It's not specifically about him. I think it's more of a homage to him, maybe, or any interesting reference. I picked up a book at a used book store that he wrote called Flying Saucers on the Moon. It's these insane ramblings about aliens and U.F.O.s. The song is about an outsider waiting to get picked up, maybe by flying saucers. I thought it was funny to put two and two together.
On something like "Fire Escape" you use a lot of instruments. Is that something you strive for, like adding a melodica to a track to get an extra layer.
We do like to use a lot instruments. We seem to collect them. "Fire Escape" is pretty traditional. We did pick up a musical saw and lot of weird percussion instruments. I was able to play the clarinet on this album.
Did you feel that making Reservoir was a marathon or more like a sprint?
More of a sprint, it did seem to go by pretty fast. After a couple of weeks, we saw that we had a lot more work to do. By the end, we were sort of in panic mode because we had set amount of studio time and we had to work pretty fast.
The video for "The Walls Are Coming Down" has man singing upside down, how come you didn't do it?
We found an escape artist who could do it better then I can. I love Harry Houdini and I've read a lot about escapology. The directors Iain and Jane thought the video should just be a guy hanging upside and trying to escape. They found his guy Ros and he's one of the few escape artists around. He had to go into a meditative state before he had to be hanged. He would come out of the chain all bloodied and beat-up. It was unreal.
I've noticed from your album art and packaging to your website, that you love old pictured from the 19th Century. Is that a hobby of yours, finding these old sketches and photos?
I find it interesting to combine modern music with these old imagery. I do like those old Victorian sketches because they are grotesque and bizarre looking even though the subjects are normal. It's a fascinating art form that nobody does these days.
You did big arena tour with Snow Patrol. What's it like playing in these huge places where nobody knows who you are?
I don't think it's such a big deal. I think playing in small clubs that are packed is a big deal. It can be kind of nerve racking. When something goes wrong like a monitor breaking, it can ruined the whole set.
I will tell you this funny story. There was this one show during the Snow Patrol tour, where one of their sound guys was fooling with the wireless monitors during our sets. It's one of those in-ear devices so you can hear yourself. He was working on it in the sound deck. For some reason it interfered with our sound and we went stone silent for 20 seconds. The guy would have been fired if it happening during Snow Patrols set, but since it was us, it was ignored.
You're gearing up for your first U.S. tour, you excited about that?
It's been something we've been looking forward to for a long time. We've only played SXSW a couple of times and that Fat Baby show.
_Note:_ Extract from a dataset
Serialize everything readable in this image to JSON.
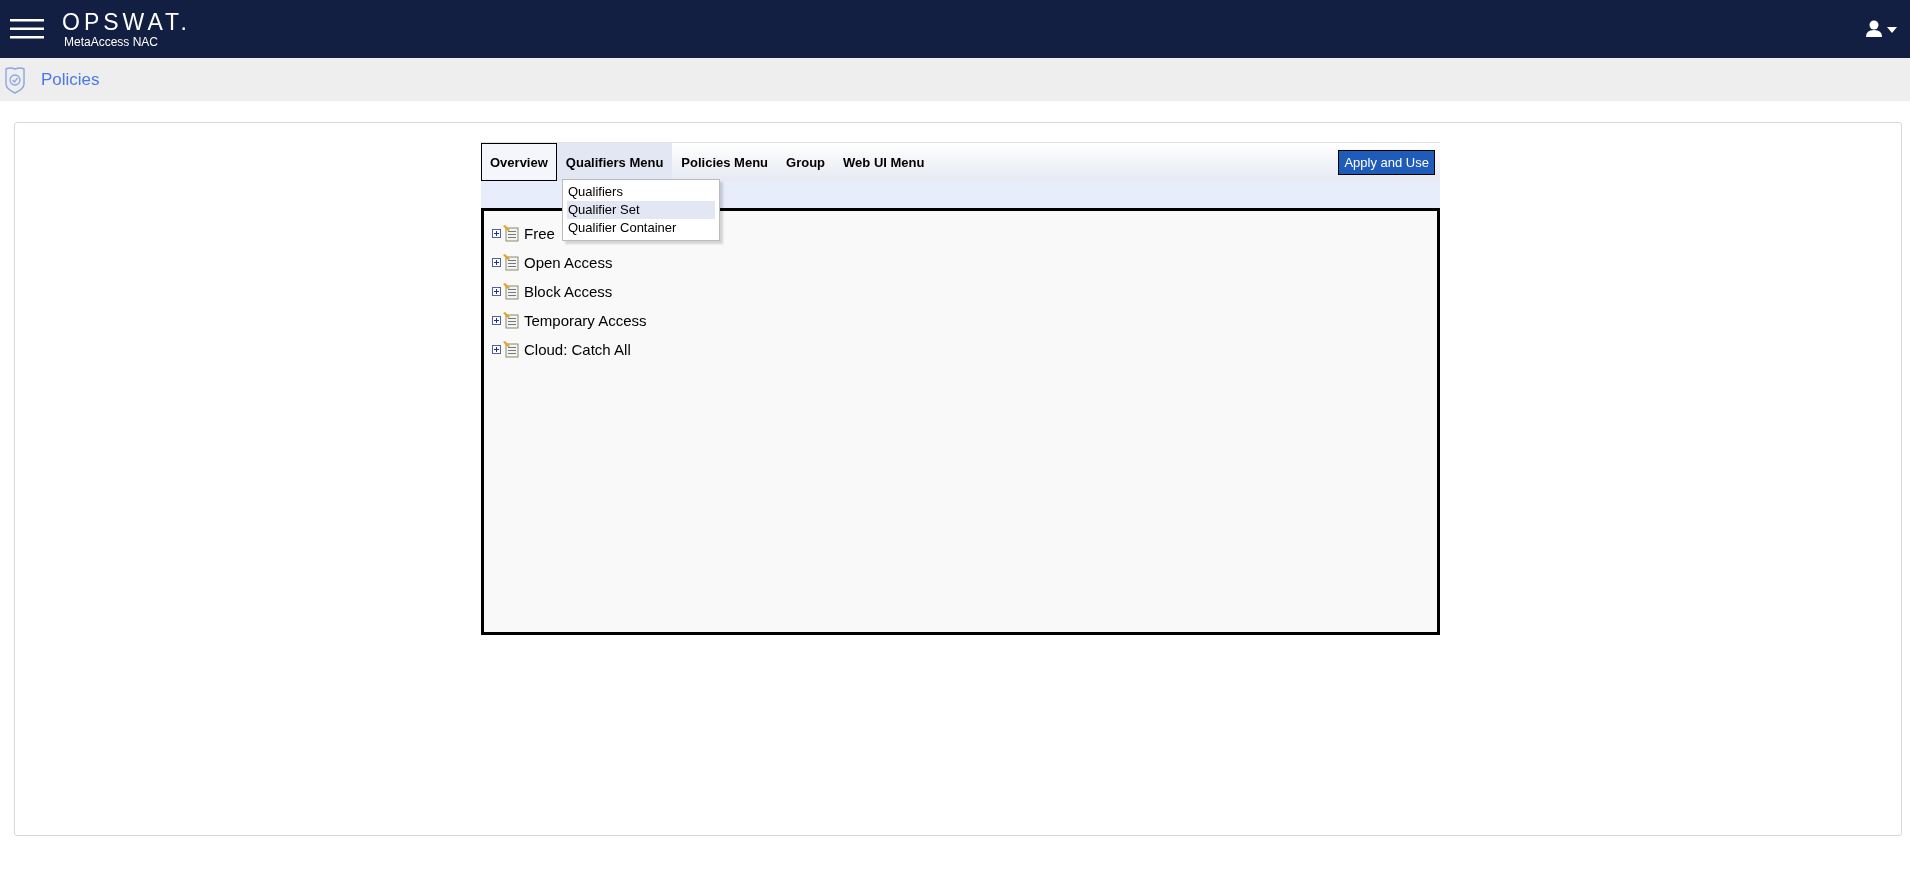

It's great that we get to headline and play a proper setlist.
I'm hooking you up with these maple donuts from Tim Horton's. It was change your life.
I, I, I can't wait. Now, I'm really excited.
Reservoir is out now. You can check their myspace page for U.S. tour dates, including Bowery and Bell House this Monday and Tuesday.